(Work instruction):
Look through the material below and give the number of lines where the string "title" appears, without any other words.

(Records for processing begins)

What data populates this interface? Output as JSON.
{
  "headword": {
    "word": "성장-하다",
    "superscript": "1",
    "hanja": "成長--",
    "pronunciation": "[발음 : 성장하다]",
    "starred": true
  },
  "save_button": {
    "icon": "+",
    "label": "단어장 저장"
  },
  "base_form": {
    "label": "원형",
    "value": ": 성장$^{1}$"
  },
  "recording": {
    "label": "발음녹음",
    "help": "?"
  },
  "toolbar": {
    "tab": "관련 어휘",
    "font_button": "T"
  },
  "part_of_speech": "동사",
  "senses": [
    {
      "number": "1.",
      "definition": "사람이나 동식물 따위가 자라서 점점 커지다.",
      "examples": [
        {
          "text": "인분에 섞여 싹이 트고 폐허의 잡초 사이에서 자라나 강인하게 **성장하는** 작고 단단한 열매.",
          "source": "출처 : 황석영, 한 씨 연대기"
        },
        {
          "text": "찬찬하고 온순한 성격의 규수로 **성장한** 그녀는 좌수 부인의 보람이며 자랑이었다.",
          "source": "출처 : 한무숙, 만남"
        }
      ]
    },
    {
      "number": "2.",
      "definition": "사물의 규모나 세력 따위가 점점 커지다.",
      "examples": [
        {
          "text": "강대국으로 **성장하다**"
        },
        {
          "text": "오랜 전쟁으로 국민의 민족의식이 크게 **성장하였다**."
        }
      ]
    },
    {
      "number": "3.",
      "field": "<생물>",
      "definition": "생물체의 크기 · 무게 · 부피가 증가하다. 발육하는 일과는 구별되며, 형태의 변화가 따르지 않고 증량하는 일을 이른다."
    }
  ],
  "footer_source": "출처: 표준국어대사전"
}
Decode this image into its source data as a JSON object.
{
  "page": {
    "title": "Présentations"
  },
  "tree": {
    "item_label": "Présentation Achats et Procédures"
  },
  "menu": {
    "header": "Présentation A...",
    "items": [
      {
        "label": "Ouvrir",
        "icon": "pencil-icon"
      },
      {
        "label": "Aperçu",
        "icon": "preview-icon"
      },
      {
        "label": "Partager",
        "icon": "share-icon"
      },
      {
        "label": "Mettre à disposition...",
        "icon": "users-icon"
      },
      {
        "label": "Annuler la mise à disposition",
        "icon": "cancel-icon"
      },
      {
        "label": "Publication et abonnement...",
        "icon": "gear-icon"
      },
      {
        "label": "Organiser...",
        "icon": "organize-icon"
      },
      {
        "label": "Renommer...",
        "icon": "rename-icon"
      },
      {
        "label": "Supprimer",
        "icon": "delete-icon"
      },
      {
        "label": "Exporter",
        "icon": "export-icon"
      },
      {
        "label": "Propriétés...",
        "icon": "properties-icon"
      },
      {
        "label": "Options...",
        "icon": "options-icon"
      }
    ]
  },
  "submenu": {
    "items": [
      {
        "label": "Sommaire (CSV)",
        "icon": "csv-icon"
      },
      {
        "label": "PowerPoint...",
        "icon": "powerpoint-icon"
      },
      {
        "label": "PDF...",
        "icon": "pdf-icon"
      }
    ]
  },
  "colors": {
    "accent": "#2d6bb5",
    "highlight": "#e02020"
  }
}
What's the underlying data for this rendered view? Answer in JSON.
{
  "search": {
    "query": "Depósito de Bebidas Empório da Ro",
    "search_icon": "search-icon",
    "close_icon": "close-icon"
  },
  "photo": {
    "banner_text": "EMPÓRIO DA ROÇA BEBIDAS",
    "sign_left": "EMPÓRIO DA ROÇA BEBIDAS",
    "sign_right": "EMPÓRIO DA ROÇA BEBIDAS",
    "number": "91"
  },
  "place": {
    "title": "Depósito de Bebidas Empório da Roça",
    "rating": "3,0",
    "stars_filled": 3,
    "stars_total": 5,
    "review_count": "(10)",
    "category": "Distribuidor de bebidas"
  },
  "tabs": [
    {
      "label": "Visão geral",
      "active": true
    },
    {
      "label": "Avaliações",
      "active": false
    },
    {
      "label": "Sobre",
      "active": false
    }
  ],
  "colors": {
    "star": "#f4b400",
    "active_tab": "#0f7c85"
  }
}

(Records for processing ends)

(Result):
2